[Excerpts from an interface dataset]
---

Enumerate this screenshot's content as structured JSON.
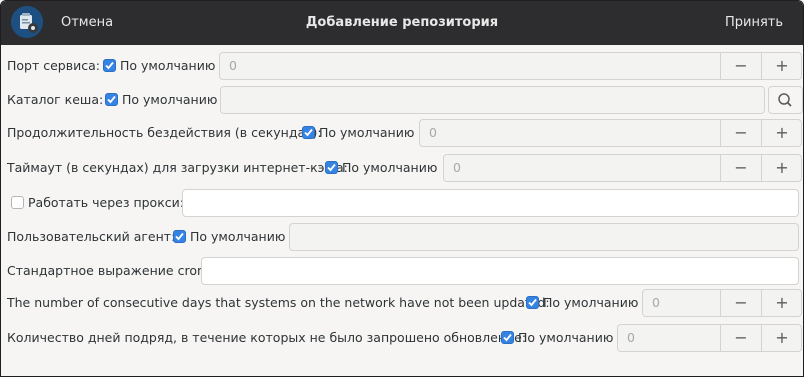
{
  "header": {
    "cancel_label": "Отмена",
    "title": "Добавление репозитория",
    "accept_label": "Принять"
  },
  "rows": [
    {
      "label": "Порт сервиса:",
      "checkbox_label": "По умолчанию",
      "checked": true,
      "value": "0"
    },
    {
      "label": "Каталог кеша:",
      "checkbox_label": "По умолчанию",
      "checked": true,
      "value": ""
    },
    {
      "label": "Продолжительность бездействия (в секундах):",
      "checkbox_label": "По умолчанию",
      "checked": true,
      "value": "0"
    },
    {
      "label": "Таймаут (в секундах) для загрузки интернет-кэша:",
      "checkbox_label": "По умолчанию",
      "checked": true,
      "value": "0"
    },
    {
      "label": "Работать через прокси:",
      "checked": false,
      "value": ""
    },
    {
      "label": "Пользовательский агент:",
      "checkbox_label": "По умолчанию",
      "checked": true,
      "value": ""
    },
    {
      "label": "Стандартное выражение cron:",
      "value": ""
    },
    {
      "label": "The number of consecutive days that systems on the network have not been updated:",
      "checkbox_label": "По умолчанию",
      "checked": true,
      "value": "0"
    },
    {
      "label": "Количество дней подряд, в течение которых не было запрошено обновление:",
      "checkbox_label": "По умолчанию",
      "checked": true,
      "value": "0"
    }
  ],
  "spin": {
    "minus": "−",
    "plus": "+"
  },
  "colors": {
    "header_bg": "#2d2d2f",
    "accent": "#3584e4",
    "window_bg": "#f6f5f4"
  }
}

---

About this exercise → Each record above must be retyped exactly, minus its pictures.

Answer for the task →
Enumerate this screenshot's content as structured JSON.
{
  "header": {
    "cancel_label": "Отмена",
    "title": "Добавление репозитория",
    "accept_label": "Принять"
  },
  "rows": [
    {
      "label": "Порт сервиса:",
      "checkbox_label": "По умолчанию",
      "checked": true,
      "value": "0"
    },
    {
      "label": "Каталог кеша:",
      "checkbox_label": "По умолчанию",
      "checked": true,
      "value": ""
    },
    {
      "label": "Продолжительность бездействия (в секундах):",
      "checkbox_label": "По умолчанию",
      "checked": true,
      "value": "0"
    },
    {
      "label": "Таймаут (в секундах) для загрузки интернет-кэша:",
      "checkbox_label": "По умолчанию",
      "checked": true,
      "value": "0"
    },
    {
      "label": "Работать через прокси:",
      "checked": false,
      "value": ""
    },
    {
      "label": "Пользовательский агент:",
      "checkbox_label": "По умолчанию",
      "checked": true,
      "value": ""
    },
    {
      "label": "Стандартное выражение cron:",
      "value": ""
    },
    {
      "label": "The number of consecutive days that systems on the network have not been updated:",
      "checkbox_label": "По умолчанию",
      "checked": true,
      "value": "0"
    },
    {
      "label": "Количество дней подряд, в течение которых не было запрошено обновление:",
      "checkbox_label": "По умолчанию",
      "checked": true,
      "value": "0"
    }
  ],
  "spin": {
    "minus": "−",
    "plus": "+"
  },
  "colors": {
    "header_bg": "#2d2d2f",
    "accent": "#3584e4",
    "window_bg": "#f6f5f4"
  }
}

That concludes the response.